Blogs are a dime a dozen. So why in the world should you take the time to read this one? First of all, you need to know that I am writing for three distinct audiences: parents and guardians of children aged zero to 18, teachers and administrators of schools that teach children in grades pre-k to 12, and business and corporation leaders who need to employ workers with STEM (science, technology, engineering and mathematics) backgrounds. If you don't fit into any of these groups, then you might not find what I have to say useful. But then, you still may.
My thirty plus years as a teacher and a parent allows me to understand education from both a parent's and a teacher's perspective. Two of my three sons entered STEM fields: Seth in medicine and Ryan in computer technology. My oldest, Andrew, teaches history to at-risk students at the high school level. I am equally proud of all three and have received much insight into their worlds by just listening and asking questions.

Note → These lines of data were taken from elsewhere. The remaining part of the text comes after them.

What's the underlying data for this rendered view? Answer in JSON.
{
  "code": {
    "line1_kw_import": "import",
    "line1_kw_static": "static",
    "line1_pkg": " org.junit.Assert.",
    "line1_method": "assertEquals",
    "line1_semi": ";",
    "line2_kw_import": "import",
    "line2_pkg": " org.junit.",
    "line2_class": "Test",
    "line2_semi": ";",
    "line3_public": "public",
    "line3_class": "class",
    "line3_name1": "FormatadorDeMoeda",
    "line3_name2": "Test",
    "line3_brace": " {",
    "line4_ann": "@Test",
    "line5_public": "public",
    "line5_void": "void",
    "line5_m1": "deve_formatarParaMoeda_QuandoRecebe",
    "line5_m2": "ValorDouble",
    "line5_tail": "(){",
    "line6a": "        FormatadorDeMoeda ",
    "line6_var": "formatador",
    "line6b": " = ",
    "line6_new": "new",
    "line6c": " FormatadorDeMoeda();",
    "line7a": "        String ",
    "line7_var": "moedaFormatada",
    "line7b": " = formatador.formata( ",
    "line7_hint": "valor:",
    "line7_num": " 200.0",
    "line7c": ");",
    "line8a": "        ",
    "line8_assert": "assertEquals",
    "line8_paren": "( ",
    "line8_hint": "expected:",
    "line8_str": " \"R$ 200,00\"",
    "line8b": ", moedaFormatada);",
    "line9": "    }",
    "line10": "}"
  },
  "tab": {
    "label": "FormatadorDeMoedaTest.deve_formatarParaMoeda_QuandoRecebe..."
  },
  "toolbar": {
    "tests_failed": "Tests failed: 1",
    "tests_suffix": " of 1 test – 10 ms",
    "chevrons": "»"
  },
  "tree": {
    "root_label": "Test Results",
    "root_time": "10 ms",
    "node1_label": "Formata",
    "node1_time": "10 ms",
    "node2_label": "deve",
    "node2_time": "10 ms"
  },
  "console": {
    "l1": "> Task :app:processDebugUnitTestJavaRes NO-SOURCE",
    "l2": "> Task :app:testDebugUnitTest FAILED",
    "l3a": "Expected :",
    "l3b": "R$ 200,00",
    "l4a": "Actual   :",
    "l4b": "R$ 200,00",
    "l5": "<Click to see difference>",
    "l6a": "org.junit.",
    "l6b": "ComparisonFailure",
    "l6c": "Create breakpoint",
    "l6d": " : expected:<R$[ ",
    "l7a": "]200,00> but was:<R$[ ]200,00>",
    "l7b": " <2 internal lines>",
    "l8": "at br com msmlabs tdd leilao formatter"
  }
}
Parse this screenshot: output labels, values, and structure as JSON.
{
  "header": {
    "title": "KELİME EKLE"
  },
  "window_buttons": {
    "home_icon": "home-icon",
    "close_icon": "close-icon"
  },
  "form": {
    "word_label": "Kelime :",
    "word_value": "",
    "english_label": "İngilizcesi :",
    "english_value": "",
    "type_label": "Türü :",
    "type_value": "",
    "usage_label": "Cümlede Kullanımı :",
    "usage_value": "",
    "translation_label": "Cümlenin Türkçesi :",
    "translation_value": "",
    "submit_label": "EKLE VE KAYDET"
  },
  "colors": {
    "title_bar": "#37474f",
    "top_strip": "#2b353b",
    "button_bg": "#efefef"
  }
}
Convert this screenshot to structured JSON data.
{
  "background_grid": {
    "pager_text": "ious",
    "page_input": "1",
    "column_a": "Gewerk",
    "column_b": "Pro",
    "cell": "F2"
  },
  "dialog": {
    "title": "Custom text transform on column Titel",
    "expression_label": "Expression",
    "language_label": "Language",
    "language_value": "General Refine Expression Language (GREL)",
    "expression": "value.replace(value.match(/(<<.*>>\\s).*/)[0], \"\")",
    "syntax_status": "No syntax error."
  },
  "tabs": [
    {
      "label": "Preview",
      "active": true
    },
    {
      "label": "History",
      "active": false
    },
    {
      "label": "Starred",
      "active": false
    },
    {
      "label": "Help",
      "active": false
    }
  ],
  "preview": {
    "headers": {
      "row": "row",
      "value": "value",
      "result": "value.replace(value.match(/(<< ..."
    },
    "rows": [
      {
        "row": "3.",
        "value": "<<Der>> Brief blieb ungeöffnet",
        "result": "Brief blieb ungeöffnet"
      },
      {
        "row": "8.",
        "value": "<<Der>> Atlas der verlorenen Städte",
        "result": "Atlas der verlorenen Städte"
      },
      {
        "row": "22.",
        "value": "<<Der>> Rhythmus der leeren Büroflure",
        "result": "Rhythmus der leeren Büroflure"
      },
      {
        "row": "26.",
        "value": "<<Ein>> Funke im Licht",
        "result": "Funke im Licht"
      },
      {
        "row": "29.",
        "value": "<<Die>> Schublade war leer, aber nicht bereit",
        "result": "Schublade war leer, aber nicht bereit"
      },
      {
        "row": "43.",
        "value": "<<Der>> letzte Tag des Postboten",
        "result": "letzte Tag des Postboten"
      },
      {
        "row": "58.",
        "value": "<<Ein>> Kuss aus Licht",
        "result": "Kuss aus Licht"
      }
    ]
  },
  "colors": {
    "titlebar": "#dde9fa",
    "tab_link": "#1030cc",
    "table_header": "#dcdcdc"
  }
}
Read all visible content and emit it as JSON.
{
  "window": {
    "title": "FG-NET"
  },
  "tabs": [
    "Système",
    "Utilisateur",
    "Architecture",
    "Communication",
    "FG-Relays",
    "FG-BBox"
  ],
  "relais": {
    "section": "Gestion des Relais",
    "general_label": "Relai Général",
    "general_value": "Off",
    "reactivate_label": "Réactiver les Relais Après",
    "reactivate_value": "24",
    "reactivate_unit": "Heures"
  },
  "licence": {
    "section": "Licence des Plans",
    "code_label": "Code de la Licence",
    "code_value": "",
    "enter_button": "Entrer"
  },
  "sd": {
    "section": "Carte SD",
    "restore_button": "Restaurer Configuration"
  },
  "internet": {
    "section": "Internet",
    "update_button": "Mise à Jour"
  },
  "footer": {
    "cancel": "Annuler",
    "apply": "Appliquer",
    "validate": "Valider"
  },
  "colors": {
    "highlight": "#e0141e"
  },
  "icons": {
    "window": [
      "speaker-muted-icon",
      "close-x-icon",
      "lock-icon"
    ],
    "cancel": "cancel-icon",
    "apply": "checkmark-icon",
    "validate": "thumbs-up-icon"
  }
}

I also got a taste of the business side of STEM when I spent a year as a teacher-in-residence for an organization called Science Enhancement for Science Advancement. The group is sponsored by a refinery and several chemical companies, and I received knowledge in those fields as well. My job was to help implement STEM programs into the elementary and middle school curriculum and coordinate the volunteers from these industries who taught them. I learned more that year than perhaps any year of my life about how the business world thinks and operates.
So these are the stake holders in the attempt to put more high school, tech school and college graduates into STEM fields. The gap between successful employment and needed employees keeps growing. So we need to do more. All three groups need to do more. These articles will analyze current attempts and prospective changes that need to be made in order to promote STEM fields to young learners, and I hope you'll join me.